United Airlines has dropped family pre-boarding on flights and now requires families with small children to board in the group with with they are ticketed, according to a story in USA Today.
I can understand the business decision made in terms of direct revenue, as some people pay for the privilege of boarding early, but I also see a poor business decision in terms of goodwill and more frustrated travelers, and then revenue as a result of that. I know I’m already rethinking my future flight plans, even though my kids are older now and my boarding order won’t change.
If United felt it was necessary to make a change, I propose they should have lowered the age of pre-boarding children to families with children under two years rather than eliminating the concept altogether. This new policy is very short-sighted.
Boarding early allows families two things they need:
- extra time for getting situated in their seats so that they are not blocking other customers trying to get to their own seats
- the assurance they will have room for their carry on items to be stowed. Parents of small children have a need for more carry on items than your typical traveler to care for and occupy their children.
Why do I propose compromising to two years?
Families with children under the age of two have considerably more concerns in traveling than those with older children.
For many families in this group, they are still learning how to navigate family travel. Let’s face it: travel is stressful enough. And when you throw babies and young children into the mix, with their needs, and then the irritated looks those parents often receive (often even while a child is showing excellent behavior), it just makes it even more stressful.
If you have to cut some of the pre-boarding out, cut out the older, yet still young, children who can communicate better, walk on their own and also carry their own belongings. Allow parents of those under the age of two who have much more to manage in strollers, car seats, babies and nasty looks from fellow passengers a few extra moments to get settled.

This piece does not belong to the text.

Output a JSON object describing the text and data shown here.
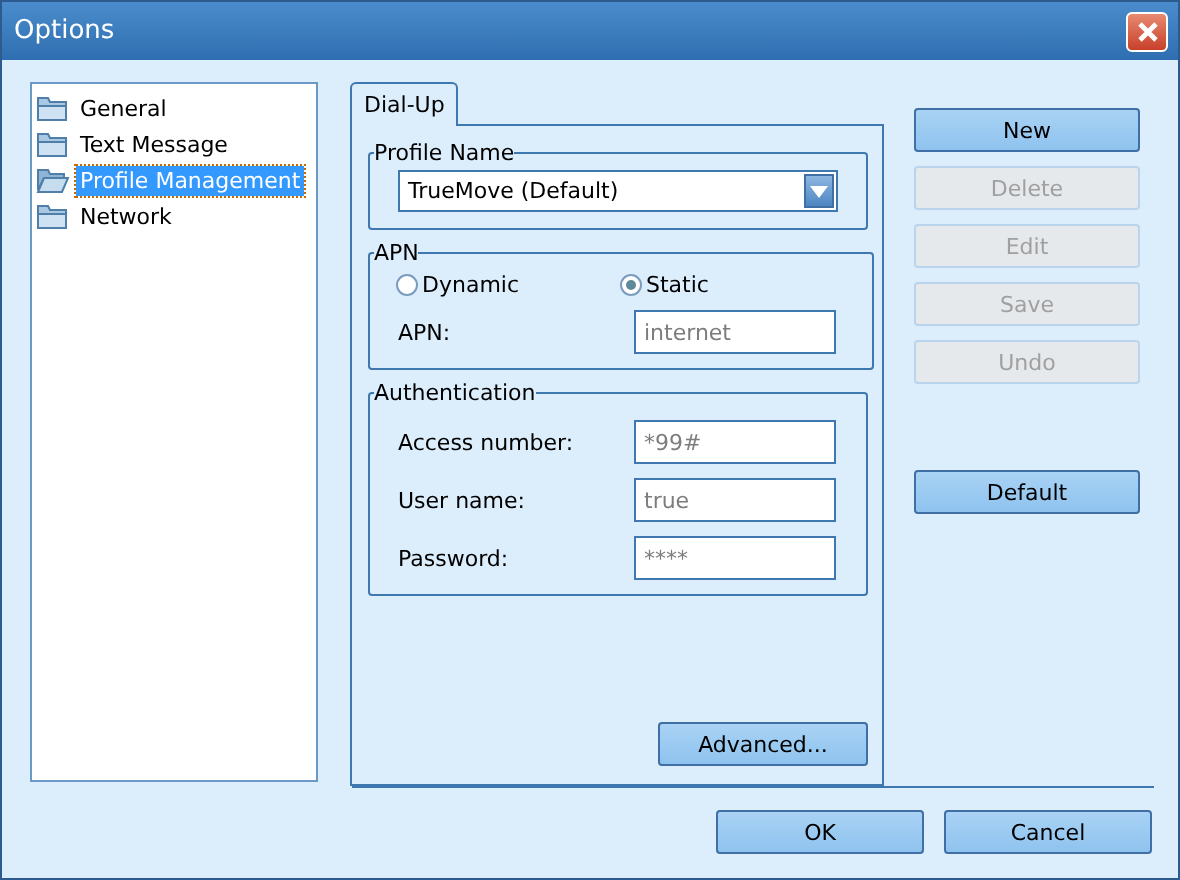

Families with small children, especially under the age of two years, most often need extra time to board and allowing them that makes a better flight experience for everyone.

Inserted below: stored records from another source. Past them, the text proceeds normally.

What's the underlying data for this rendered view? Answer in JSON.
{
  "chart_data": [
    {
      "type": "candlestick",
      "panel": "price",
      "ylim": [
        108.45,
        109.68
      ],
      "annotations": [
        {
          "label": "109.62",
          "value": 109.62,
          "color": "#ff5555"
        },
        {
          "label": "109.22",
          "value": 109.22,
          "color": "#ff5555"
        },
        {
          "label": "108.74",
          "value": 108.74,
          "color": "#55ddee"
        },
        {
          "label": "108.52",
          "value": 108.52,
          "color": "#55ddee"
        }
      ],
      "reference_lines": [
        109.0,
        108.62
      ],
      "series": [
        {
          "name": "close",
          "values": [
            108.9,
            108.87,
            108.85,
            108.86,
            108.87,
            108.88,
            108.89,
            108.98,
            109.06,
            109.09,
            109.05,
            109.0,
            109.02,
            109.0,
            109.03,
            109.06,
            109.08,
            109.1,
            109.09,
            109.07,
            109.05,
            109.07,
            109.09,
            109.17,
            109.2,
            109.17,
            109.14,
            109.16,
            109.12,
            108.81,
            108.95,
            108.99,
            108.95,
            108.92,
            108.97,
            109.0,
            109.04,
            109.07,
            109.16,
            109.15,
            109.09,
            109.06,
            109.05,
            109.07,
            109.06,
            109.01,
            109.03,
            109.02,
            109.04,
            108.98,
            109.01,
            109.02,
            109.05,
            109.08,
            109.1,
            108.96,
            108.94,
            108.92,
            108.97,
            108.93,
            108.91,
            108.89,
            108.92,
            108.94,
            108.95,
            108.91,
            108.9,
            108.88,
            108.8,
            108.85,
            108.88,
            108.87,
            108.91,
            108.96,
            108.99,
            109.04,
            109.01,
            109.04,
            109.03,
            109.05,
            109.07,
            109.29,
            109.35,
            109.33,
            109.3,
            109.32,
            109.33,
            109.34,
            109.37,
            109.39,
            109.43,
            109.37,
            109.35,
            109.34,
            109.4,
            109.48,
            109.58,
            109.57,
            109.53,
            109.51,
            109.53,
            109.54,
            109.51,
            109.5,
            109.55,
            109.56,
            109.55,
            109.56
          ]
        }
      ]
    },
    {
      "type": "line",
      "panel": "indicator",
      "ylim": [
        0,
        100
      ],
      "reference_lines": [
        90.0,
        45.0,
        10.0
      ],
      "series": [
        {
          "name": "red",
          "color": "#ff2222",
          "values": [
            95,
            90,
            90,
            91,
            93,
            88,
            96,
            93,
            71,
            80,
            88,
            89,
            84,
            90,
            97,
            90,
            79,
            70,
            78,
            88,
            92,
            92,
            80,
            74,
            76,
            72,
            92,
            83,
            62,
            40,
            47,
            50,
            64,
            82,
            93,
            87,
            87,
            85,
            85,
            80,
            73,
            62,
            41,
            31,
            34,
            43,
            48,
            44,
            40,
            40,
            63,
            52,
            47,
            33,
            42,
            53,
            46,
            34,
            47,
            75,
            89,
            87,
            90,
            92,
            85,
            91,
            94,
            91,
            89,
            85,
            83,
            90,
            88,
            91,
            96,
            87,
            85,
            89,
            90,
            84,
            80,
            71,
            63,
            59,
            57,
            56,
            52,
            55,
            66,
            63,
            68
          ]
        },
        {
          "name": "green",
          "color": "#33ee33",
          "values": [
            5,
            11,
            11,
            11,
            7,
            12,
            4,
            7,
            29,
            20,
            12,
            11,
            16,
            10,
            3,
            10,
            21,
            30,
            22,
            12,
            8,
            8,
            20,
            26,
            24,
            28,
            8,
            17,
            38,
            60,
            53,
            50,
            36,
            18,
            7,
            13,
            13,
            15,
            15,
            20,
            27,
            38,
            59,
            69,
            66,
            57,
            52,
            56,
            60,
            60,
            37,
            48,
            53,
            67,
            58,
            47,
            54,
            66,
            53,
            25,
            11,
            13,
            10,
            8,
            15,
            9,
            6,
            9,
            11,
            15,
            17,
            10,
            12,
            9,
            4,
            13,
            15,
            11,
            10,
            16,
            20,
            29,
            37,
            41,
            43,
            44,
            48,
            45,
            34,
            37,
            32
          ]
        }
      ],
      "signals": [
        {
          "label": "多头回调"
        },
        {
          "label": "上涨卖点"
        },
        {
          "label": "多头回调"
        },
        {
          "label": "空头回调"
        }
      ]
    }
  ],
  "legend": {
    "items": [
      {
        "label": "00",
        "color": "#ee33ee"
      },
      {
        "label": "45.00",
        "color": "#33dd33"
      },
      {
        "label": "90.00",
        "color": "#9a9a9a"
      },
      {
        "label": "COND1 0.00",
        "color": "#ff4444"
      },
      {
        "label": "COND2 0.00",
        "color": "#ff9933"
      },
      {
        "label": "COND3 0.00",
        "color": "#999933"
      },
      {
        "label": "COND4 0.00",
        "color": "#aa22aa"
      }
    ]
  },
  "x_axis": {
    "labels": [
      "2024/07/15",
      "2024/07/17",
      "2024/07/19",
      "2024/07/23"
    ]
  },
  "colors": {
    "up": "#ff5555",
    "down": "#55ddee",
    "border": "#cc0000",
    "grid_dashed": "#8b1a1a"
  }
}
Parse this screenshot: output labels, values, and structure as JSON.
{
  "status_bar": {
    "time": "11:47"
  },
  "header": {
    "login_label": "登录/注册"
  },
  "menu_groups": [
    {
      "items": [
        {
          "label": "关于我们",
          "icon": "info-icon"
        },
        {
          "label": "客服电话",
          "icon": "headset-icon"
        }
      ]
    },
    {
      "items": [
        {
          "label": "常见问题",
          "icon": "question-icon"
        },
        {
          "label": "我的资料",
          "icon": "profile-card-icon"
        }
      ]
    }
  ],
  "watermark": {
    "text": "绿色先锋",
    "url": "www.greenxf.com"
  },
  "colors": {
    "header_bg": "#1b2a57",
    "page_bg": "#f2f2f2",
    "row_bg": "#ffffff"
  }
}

Families with children under the age of two years are those most often carrying car seats (which airlines agree is the safest way to travel) which need to be installed and take up room and time to do so. Now that families may not board early, more travelers will be stuck waiting in the aisles as parents struggle to get the seat (or seats) installed quickly. I can tell you from experience that buckling those car seats into an airline seat is not an easy task. It is even harder when you don’t have anyone to help you. And someone has to stand in the aisle when it is being buckled because there simply is not enough room between the seats to stand in front of the seat and get the job done.
Then, even if there is not a car seat involved, a parent has to get the child into his or her seat, buckle the child, stow the child’s busy bag and then give the child something with which to occupy him or her often before the parent can stow the rest of the belongings and get herself buckled. Again, this often requires standing in the aisle, especially if there are multiple children, while everyone else behind them has to wait.
Families with small children also most often have the need to carry additional items such as food, diapers, a change of clothes, books and toys which they may need access to during the flight.
Families wanting to eat on a United flight must carry on their own food, as United’s food choices are not kid friendly.
Allowing families to board early insures there will be room for their carry-on bag to be stowed in the overhead bins, in addition to what is being stowed at their feet.
With more people carrying their bags onto a flight to avoid checked baggage fees, the overhead bin real estate is tight. Families most often need this space, whereas other travelers do not. (Extra items are a necessity for families with young children. Extra items are most often a convenience for other travelers.) Later-boarders often are not allowed to carry a bag that won’t fit in the overhead bin because all the bins are at capacity by the time they board.
Do we really want to risk having small children being hungry or uncomfortable on a flight because there isn’t enough room for their carry on bag?
Sure, those customers who pay more might like the luxury of getting on the plane and being settled, but let’s talk about basic needs here… and the fact that no one is happy when a baby is crying. By denying parents of young children the option to board early and be able to carry on needed items, you are asking for trouble, especially on a delayed flight.
I think United Airlines is making a big mistake and I hope other airlines do not follow this example. Families travel. Families buy plane tickets. Families do not want to inconvenience others. United’s decision is causing them to do that on their flights.
What do you think about United’s decision? Have you flown with children under the age of 4 or 2? If so what have your experiences been? What would you propose to United or other airlines, as an alternative? Please share your thoughts in the comments and with United Airlines.Filed under General tales | Comments (8)